Users can now choose from three standardized layouts, including Card (with an emphasis on media content), Classic (an updated version of the original look), and Compact (nothing but text for quick scrolling).
And if they don’t like any of those options, they can access Old Reddit from a prominent link in the top right corner of the page—an option that Rush and Zavani considered critical.
“When you build a ten-year relationship with a product and build a workflow that you understand, there’s a nostalgia and an attachment to how you feel about that product,” says Rush. “We don’t want to take away that feeling, so I don’t foresee a date in the near future when we’ll deprecate Old Reddit.”

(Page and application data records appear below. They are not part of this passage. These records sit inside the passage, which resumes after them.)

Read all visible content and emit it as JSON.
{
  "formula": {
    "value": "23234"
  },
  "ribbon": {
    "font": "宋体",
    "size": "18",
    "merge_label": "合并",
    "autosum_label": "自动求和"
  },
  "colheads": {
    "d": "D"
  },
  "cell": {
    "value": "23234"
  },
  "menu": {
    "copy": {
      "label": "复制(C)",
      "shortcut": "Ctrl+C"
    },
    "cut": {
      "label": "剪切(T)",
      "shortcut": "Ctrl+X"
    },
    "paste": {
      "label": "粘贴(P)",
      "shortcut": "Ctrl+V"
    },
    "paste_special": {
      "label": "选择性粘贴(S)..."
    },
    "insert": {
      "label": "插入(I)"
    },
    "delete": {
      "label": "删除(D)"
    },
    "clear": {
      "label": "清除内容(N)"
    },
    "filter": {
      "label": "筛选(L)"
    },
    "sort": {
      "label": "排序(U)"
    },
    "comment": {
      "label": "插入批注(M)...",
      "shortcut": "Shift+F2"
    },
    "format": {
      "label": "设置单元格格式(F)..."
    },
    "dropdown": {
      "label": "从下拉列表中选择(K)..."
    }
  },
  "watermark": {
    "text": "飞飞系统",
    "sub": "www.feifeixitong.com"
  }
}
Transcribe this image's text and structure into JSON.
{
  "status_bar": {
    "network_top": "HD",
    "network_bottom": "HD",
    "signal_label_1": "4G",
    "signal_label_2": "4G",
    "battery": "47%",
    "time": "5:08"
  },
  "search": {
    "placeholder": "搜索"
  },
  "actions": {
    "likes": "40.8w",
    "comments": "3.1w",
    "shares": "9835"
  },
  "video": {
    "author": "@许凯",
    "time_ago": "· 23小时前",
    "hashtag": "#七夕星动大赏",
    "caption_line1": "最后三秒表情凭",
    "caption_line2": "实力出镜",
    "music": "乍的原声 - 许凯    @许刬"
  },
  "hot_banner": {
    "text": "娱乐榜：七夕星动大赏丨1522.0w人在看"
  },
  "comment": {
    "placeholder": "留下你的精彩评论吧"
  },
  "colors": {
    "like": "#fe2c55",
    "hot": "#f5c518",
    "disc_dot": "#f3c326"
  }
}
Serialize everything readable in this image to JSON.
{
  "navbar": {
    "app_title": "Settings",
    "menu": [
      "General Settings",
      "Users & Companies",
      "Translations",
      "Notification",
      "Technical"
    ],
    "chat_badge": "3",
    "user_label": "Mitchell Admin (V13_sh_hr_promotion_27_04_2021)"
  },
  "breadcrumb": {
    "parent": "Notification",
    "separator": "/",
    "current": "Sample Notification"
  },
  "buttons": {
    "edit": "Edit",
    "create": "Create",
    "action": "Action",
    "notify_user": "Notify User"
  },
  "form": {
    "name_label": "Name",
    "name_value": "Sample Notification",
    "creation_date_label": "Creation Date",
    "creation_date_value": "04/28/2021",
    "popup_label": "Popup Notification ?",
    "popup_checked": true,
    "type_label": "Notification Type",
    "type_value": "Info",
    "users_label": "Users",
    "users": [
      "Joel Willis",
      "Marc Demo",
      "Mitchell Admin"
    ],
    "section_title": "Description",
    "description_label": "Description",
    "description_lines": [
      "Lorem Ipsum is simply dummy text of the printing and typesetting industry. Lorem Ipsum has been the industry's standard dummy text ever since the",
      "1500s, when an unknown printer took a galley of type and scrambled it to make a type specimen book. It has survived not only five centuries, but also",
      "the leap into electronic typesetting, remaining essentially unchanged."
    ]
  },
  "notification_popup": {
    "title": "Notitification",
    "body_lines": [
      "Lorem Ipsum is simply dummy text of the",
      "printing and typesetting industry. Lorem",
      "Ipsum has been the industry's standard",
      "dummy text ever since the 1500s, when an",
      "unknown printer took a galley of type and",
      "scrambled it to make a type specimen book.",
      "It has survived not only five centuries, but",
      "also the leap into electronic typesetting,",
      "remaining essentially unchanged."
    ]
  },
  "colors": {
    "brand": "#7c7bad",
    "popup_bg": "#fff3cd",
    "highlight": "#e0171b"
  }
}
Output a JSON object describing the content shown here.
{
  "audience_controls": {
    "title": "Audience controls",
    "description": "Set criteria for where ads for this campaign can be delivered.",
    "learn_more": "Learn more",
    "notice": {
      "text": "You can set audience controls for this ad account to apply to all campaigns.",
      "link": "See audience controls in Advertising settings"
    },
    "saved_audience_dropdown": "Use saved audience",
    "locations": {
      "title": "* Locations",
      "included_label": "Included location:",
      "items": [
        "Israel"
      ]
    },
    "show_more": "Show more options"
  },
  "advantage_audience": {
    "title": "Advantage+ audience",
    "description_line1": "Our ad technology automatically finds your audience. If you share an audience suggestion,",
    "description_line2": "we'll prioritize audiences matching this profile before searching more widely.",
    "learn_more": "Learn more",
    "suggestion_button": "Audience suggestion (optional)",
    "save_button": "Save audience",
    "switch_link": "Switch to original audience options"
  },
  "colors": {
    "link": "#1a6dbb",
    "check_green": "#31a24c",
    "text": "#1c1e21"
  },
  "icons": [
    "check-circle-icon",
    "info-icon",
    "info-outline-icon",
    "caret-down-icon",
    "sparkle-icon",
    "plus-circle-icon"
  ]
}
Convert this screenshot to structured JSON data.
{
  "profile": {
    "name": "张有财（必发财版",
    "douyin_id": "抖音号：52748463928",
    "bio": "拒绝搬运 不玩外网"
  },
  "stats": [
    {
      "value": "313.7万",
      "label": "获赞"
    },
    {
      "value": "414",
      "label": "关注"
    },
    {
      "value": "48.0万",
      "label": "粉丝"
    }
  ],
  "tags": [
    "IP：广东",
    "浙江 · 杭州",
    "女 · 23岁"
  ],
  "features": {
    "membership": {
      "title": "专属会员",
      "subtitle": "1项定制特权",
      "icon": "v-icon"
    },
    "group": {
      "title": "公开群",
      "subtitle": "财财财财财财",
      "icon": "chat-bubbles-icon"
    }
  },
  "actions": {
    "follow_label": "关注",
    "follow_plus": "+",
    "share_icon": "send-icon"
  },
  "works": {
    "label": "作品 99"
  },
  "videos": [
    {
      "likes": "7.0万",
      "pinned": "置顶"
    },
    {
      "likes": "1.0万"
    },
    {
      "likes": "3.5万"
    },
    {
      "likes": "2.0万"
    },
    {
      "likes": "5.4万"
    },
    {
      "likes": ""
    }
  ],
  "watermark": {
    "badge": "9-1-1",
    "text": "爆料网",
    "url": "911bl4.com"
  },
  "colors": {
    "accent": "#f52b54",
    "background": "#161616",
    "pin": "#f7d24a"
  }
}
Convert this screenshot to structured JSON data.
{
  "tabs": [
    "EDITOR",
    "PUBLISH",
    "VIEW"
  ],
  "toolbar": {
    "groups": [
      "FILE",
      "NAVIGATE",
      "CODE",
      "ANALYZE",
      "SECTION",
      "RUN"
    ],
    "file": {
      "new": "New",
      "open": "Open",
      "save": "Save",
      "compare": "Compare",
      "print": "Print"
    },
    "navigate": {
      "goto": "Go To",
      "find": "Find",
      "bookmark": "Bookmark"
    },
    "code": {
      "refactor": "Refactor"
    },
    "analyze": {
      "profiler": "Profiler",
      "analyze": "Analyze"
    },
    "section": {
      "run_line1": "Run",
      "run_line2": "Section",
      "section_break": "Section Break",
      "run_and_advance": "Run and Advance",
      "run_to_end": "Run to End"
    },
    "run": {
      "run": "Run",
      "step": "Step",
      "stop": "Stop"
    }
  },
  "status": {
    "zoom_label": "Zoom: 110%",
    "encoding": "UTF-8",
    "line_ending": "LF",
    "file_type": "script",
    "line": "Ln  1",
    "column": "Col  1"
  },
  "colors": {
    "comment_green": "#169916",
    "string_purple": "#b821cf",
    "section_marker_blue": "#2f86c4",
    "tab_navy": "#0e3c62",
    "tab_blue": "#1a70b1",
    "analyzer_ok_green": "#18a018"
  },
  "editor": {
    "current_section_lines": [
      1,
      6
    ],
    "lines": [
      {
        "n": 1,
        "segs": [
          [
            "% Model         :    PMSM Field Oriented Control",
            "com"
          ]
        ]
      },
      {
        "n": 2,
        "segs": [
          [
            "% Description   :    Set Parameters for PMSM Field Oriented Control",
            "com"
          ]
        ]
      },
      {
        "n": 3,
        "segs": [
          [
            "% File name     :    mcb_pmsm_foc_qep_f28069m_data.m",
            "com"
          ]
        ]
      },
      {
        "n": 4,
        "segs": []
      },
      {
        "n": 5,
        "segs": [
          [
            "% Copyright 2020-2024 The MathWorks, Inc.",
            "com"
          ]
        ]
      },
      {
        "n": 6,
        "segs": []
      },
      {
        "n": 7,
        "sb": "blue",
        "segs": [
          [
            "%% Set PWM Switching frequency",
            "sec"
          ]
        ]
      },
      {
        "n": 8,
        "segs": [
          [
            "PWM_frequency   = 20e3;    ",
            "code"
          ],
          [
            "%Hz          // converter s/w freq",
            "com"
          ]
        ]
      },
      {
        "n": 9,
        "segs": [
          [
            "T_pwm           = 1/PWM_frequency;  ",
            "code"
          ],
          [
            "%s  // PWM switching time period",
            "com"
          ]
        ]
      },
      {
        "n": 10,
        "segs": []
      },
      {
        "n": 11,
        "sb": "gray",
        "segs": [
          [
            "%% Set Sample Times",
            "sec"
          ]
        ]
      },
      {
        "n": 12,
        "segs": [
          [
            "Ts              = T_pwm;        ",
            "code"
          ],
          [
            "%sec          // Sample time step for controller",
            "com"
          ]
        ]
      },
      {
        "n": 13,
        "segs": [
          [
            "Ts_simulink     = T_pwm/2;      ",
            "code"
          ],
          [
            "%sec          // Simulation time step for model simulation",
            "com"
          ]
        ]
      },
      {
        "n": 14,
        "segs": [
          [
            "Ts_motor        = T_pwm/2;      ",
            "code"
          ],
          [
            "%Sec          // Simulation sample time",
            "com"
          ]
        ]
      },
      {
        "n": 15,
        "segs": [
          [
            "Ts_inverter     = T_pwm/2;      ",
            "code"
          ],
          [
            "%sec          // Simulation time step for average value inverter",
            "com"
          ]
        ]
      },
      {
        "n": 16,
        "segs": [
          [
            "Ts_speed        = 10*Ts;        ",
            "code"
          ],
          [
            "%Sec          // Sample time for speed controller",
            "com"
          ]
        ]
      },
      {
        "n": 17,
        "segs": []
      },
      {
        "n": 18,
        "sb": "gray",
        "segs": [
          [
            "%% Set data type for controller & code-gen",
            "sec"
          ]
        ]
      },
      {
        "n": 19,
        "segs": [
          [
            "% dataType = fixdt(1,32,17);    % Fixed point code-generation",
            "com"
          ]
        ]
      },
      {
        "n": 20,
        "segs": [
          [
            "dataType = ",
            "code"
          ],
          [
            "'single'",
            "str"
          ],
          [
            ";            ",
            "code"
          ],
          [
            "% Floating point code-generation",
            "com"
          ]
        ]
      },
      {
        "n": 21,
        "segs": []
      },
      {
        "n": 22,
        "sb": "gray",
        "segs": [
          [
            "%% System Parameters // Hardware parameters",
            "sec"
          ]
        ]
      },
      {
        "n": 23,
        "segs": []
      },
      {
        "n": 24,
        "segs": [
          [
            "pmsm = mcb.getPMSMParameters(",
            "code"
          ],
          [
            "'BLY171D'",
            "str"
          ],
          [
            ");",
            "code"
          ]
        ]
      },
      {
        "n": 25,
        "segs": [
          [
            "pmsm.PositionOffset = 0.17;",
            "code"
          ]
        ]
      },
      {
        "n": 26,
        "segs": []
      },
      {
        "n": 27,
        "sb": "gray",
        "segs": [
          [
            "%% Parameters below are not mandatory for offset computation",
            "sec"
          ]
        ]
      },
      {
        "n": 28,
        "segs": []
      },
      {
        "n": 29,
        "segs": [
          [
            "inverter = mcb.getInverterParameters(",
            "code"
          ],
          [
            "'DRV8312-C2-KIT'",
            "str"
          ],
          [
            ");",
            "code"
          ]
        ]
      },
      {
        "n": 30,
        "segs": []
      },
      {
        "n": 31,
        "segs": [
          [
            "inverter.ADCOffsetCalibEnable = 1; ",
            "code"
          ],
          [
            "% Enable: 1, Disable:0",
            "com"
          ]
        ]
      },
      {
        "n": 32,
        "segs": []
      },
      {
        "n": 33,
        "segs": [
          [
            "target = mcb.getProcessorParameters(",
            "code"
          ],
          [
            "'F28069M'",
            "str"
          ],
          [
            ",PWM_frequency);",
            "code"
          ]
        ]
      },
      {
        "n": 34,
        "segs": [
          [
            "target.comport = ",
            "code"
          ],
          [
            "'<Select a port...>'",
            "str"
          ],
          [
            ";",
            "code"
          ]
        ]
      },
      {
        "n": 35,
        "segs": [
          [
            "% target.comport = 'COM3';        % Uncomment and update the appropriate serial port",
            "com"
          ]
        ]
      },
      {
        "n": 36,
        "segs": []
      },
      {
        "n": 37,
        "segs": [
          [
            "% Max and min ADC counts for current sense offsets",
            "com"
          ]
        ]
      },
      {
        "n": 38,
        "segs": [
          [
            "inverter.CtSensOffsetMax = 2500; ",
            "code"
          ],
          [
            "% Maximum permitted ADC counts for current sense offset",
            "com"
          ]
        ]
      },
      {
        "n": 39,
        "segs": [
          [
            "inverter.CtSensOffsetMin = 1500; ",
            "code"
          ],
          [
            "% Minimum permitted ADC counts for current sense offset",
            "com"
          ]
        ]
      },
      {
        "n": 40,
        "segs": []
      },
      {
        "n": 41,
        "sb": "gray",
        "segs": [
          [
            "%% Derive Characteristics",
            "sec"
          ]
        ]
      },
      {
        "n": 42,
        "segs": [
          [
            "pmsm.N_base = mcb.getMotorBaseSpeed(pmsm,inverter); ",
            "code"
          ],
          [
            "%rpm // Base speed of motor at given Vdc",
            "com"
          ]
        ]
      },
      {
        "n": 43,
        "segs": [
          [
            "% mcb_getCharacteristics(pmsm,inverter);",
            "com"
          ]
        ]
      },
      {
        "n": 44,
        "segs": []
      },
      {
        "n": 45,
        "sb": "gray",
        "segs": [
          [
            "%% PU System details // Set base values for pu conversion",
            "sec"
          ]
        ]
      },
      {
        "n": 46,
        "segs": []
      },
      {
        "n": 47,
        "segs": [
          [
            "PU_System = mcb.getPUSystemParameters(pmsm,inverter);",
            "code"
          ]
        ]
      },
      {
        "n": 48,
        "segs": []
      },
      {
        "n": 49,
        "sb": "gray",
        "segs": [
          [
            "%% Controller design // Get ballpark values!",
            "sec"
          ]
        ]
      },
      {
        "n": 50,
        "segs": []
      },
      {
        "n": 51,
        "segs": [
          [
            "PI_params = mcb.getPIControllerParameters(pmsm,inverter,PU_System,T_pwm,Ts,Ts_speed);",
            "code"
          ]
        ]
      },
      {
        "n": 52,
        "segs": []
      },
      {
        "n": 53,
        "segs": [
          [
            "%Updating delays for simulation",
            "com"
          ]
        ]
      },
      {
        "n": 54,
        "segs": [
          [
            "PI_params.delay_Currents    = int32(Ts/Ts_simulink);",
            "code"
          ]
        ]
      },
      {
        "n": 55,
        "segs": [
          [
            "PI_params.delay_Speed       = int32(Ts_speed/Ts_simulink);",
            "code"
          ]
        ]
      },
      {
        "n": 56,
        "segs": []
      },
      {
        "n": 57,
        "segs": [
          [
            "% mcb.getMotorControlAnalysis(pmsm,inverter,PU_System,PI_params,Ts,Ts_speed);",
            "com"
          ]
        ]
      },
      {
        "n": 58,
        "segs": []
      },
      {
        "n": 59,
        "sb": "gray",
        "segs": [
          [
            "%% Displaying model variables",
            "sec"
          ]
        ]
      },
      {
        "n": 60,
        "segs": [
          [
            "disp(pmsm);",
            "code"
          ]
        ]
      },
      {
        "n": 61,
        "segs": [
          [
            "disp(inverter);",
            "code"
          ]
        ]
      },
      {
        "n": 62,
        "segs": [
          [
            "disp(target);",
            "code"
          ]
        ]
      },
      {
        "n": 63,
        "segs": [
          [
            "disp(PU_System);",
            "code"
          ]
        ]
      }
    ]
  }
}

Reddit teammates creating the next big internet conversation
Reddit’s design team is tracking usage patterns, but in recognition of users’ fierce independence, nothing’s being forced on anyone. That transparent approach, which frames Reddit’s designers more as humble servants than creative geniuses, could have left them responding to hundreds of divergent opinions, but Reddit’s system of commenting and up-voting made for a surprisingly smooth process: Design concepts that generated early negative reviews were often ultimately recognized for their strengths, as users argued in their favor.
Over time, consensus helped guide design decisions—not by dictating the placement of every pixel, but by supporting the flexible systems that Rush and Zavani had favored from the beginning.
“The fact that we are the users makes us very different from designers working on other re-redesign projects,” says Zavani. Case in point: One of Zavani’s design colleagues moderates the community Onion Hate, “the largest onion-hate community on Reddit,” where 12,000 members detail the horrors of raw onions as hot dog garnish and families torn apart by parents who fry “industrial batches of onions.”
Zavani laughs when explaining the community’s focus, but insists that the moderation team’s fury makes them incredibly empathetic to Reddit users and fellow moderators. (So perhaps they’ll admit onions are good for something?)
Like many platforms, Reddit has been accused of doing too little to ensure civil conversation, but Rush and Zavani believe Reddit’s pseudonymity actually helps users forge deeper, more authentic connections.
“Redditors create the design aesthetic for their own communities.”
The Reddit team is always working on helping users have better conversations
“A lot of people come to Reddit because they truly care about something,” says Zavani. “Whether it’s to talk about Fortnite or Game of Thrones, or more serious topics like suicide prevention or debilitating acne—they all come to Reddit in search of genuine help. I visit a lot of women-driven communities, and it’s mind-blowing to see how much support exists in those communities because you are pseudonymous and you can expose your true self without the fear that your friends are watching.”
And that appreciation for authenticity comes through in the redesign process, which will always be a work in progress.
“We could’ve taken the approach of the designer as a magician—‘Ta-da! Here it is!’” says Zavani. “But we’ve seen other site re-designs that are so extravagant or so far from reality that they never actually become a reality. At the end of the day, we wanted to make sure that people use Reddit the way they’ve always used Reddit, because it’s a magical, weird, and wonderful place.”
Redditors create the design aesthetic for their own communities: “We’ve built the canvas; they’re the painters,” says Zavani. You can see those differences in the ways that Redditors from Ask a Historian, Casual Conversations, and Science have crafted their pages.
Scott Kirkwood is a freelance copywriter and creative director in Denver, CO, with a focus on do-gooders, graphic design, and the great outdoors. His editorial work has appeared in 99U, Communication Arts, HOW, and Modern in Denver.